• _REQUIRED ACTION_:
Print a faithful copy of the data below, word for word, with the pictures left out.

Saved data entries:

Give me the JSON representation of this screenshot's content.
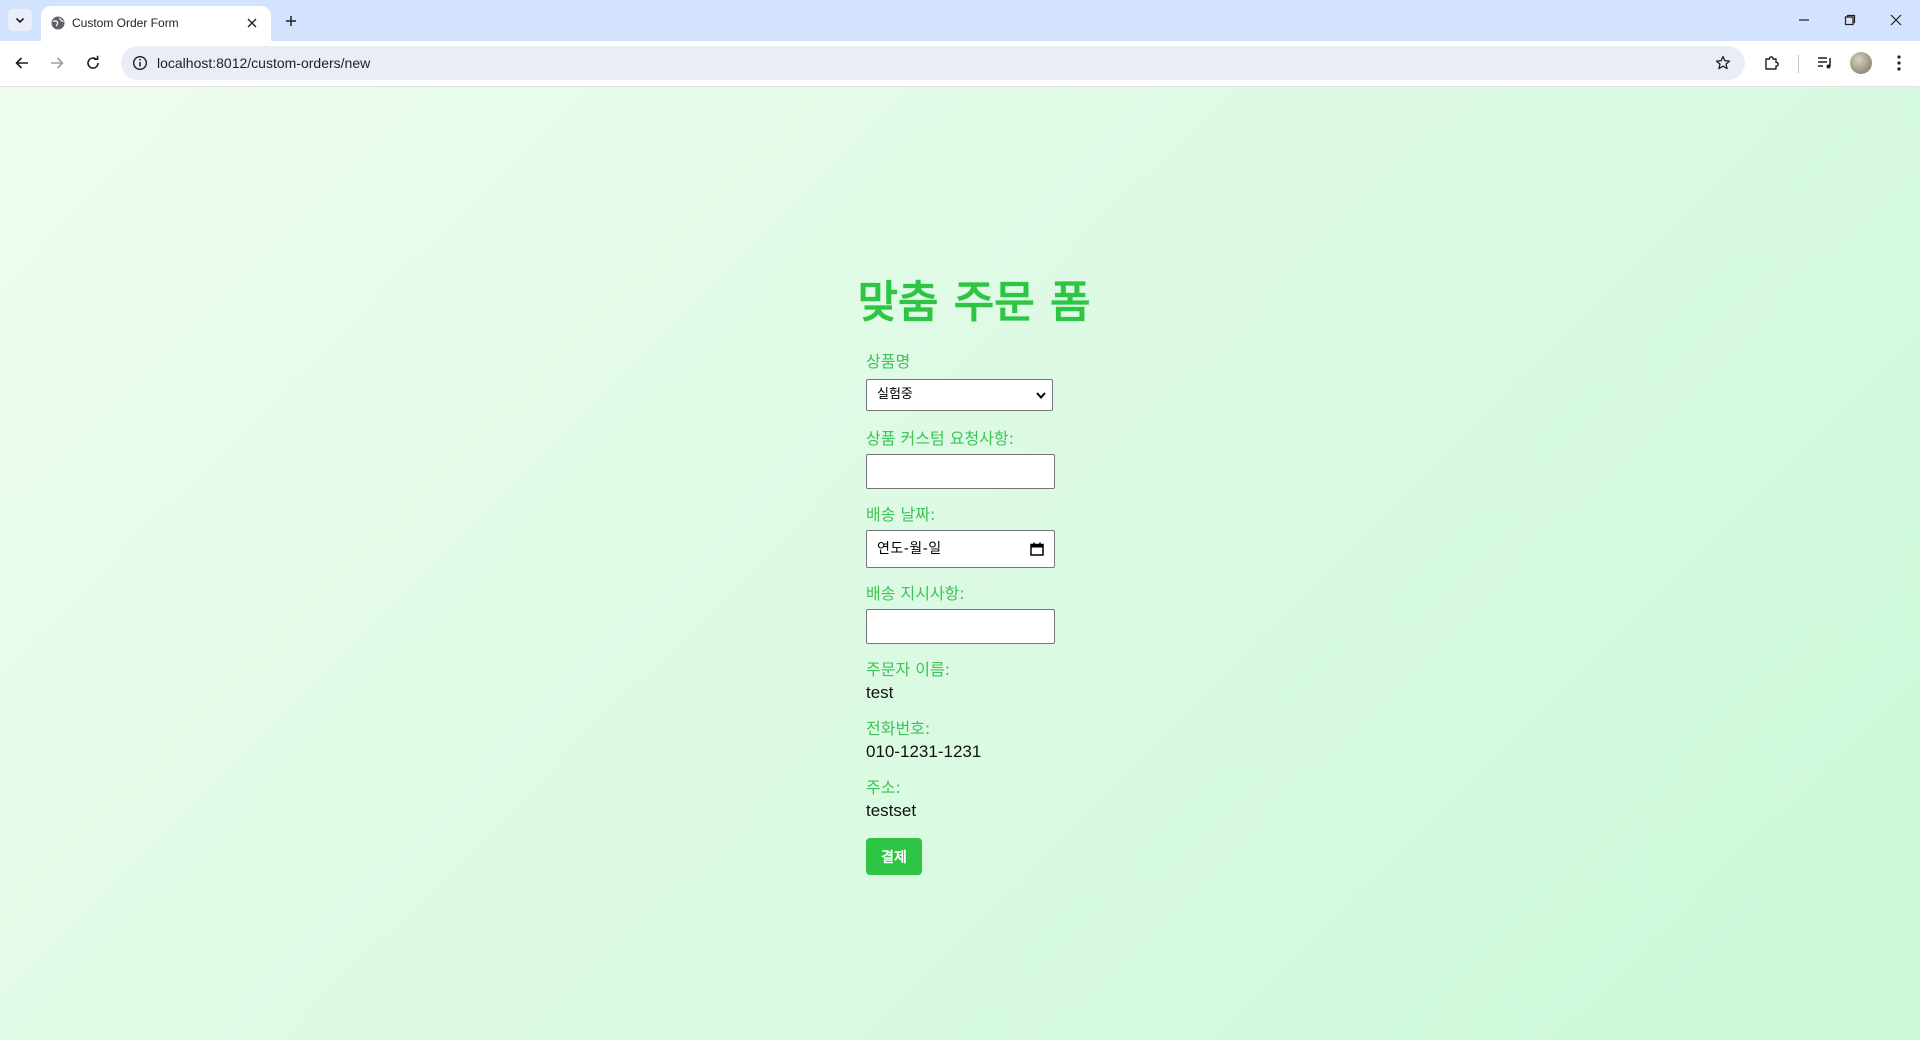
{
  "browser": {
    "tab_title": "Custom Order Form",
    "url": "localhost:8012/custom-orders/new"
  },
  "form": {
    "title": "맞춤 주문 폼",
    "product_label": "상품명",
    "product_selected": "실험중",
    "custom_request_label": "상품 커스텀 요청사항:",
    "custom_request_value": "",
    "delivery_date_label": "배송 날짜:",
    "delivery_date_placeholder": "연도-월-일",
    "delivery_instructions_label": "배송 지시사항:",
    "delivery_instructions_value": "",
    "orderer_name_label": "주문자 이름:",
    "orderer_name_value": "test",
    "phone_label": "전화번호:",
    "phone_value": "010-1231-1231",
    "address_label": "주소:",
    "address_value": "testset",
    "pay_button_label": "결제"
  },
  "theme": {
    "accent": "#2fc544",
    "label_color": "#3cc456",
    "background_start": "#eefdf0",
    "background_end": "#cbf8d6"
  }
}
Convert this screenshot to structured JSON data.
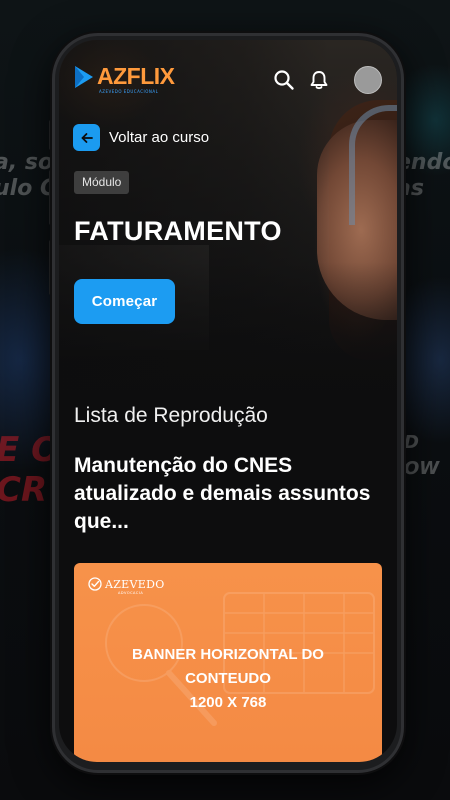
{
  "app": {
    "brand": "AZFLIX",
    "brand_tagline": "AZEVEDO EDUCACIONAL",
    "accent_color": "#1c9cf2",
    "brand_color": "#ff9a3c"
  },
  "header": {
    "icons": [
      "search-icon",
      "bell-icon"
    ],
    "avatar": "user-avatar"
  },
  "navigation": {
    "back_label": "Voltar ao curso"
  },
  "module": {
    "badge": "Módulo",
    "title": "FATURAMENTO",
    "start_label": "Começar"
  },
  "playlist": {
    "heading": "Lista de Reprodução",
    "lesson_title": "Manutenção do CNES atualizado e demais assuntos que..."
  },
  "banner": {
    "logo_text": "AZEVEDO",
    "logo_sub": "ADVOCACIA",
    "line1": "BANNER HORIZONTAL DO",
    "line2": "CONTEUDO",
    "line3": "1200 X 768",
    "color": "#f7924a"
  }
}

• _PROBLEM SOLUTION_:
Give me the JSON representation of this screenshot's content.
{
  "browser": {
    "tab_title": "Custom Order Form",
    "url": "localhost:8012/custom-orders/new"
  },
  "form": {
    "title": "맞춤 주문 폼",
    "product_label": "상품명",
    "product_selected": "실험중",
    "custom_request_label": "상품 커스텀 요청사항:",
    "custom_request_value": "",
    "delivery_date_label": "배송 날짜:",
    "delivery_date_placeholder": "연도-월-일",
    "delivery_instructions_label": "배송 지시사항:",
    "delivery_instructions_value": "",
    "orderer_name_label": "주문자 이름:",
    "orderer_name_value": "test",
    "phone_label": "전화번호:",
    "phone_value": "010-1231-1231",
    "address_label": "주소:",
    "address_value": "testset",
    "pay_button_label": "결제"
  },
  "theme": {
    "accent": "#2fc544",
    "label_color": "#3cc456",
    "background_start": "#eefdf0",
    "background_end": "#cbf8d6"
  }
}
Convert this screenshot to structured JSON data.
{
  "app": {
    "brand": "AZFLIX",
    "brand_tagline": "AZEVEDO EDUCACIONAL",
    "accent_color": "#1c9cf2",
    "brand_color": "#ff9a3c"
  },
  "header": {
    "icons": [
      "search-icon",
      "bell-icon"
    ],
    "avatar": "user-avatar"
  },
  "navigation": {
    "back_label": "Voltar ao curso"
  },
  "module": {
    "badge": "Módulo",
    "title": "FATURAMENTO",
    "start_label": "Começar"
  },
  "playlist": {
    "heading": "Lista de Reprodução",
    "lesson_title": "Manutenção do CNES atualizado e demais assuntos que..."
  },
  "banner": {
    "logo_text": "AZEVEDO",
    "logo_sub": "ADVOCACIA",
    "line1": "BANNER HORIZONTAL DO",
    "line2": "CONTEUDO",
    "line3": "1200 X 768",
    "color": "#f7924a"
  }
}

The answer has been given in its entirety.